* **INSTRUCTIONS TO FOLLOW**
For the listing below, give the count of lines containing "JSON", and no other text.

* **DATASET EXTRACT**
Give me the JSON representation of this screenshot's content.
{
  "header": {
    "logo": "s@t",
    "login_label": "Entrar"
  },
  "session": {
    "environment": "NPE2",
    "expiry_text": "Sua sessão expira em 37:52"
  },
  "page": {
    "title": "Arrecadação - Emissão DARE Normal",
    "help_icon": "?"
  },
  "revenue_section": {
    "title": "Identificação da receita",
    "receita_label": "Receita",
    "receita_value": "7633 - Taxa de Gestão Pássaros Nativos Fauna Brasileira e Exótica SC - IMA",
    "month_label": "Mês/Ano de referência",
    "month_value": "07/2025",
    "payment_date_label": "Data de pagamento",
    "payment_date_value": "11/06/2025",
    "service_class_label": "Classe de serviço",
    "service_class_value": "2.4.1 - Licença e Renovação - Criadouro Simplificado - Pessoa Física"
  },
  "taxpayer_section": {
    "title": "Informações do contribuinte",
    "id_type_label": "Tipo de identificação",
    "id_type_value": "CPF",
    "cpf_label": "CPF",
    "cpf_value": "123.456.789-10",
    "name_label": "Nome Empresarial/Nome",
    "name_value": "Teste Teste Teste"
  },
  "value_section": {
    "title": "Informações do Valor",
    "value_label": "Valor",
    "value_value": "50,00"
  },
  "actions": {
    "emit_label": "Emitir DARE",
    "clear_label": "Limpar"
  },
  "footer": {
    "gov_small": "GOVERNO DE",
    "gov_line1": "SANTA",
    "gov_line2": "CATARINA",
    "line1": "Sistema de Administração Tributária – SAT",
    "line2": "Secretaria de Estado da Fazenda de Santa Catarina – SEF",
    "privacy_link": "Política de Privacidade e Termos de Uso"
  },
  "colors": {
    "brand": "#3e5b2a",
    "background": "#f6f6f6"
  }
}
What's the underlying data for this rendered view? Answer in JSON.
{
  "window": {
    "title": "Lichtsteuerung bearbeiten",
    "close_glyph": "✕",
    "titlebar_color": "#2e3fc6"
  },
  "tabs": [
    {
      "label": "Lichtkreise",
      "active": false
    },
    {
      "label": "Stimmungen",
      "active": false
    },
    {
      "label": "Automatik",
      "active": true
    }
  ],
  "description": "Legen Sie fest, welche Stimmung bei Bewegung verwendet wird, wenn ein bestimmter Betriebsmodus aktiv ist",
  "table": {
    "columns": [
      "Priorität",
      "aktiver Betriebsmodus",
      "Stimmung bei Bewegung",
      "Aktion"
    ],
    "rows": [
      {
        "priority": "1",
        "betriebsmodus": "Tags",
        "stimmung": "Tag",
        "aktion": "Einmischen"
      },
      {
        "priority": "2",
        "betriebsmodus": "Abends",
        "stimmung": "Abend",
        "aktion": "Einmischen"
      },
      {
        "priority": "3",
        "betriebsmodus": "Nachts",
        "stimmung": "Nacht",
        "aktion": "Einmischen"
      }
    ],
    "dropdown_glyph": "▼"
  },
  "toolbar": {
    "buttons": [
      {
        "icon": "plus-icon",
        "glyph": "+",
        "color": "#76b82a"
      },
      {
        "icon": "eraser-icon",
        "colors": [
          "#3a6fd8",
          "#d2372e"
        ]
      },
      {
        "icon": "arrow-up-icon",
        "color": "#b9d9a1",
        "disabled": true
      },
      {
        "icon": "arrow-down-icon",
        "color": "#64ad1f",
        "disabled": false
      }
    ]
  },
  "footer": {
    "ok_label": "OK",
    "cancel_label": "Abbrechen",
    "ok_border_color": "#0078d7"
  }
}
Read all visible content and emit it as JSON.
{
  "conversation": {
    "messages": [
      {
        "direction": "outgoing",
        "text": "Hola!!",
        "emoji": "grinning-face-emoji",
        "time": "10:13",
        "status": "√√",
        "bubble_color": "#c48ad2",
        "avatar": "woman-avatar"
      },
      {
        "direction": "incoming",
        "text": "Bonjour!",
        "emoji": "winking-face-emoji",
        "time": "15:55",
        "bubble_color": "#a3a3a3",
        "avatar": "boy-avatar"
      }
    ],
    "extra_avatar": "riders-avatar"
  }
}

* **REPLY TO THE TASK**
3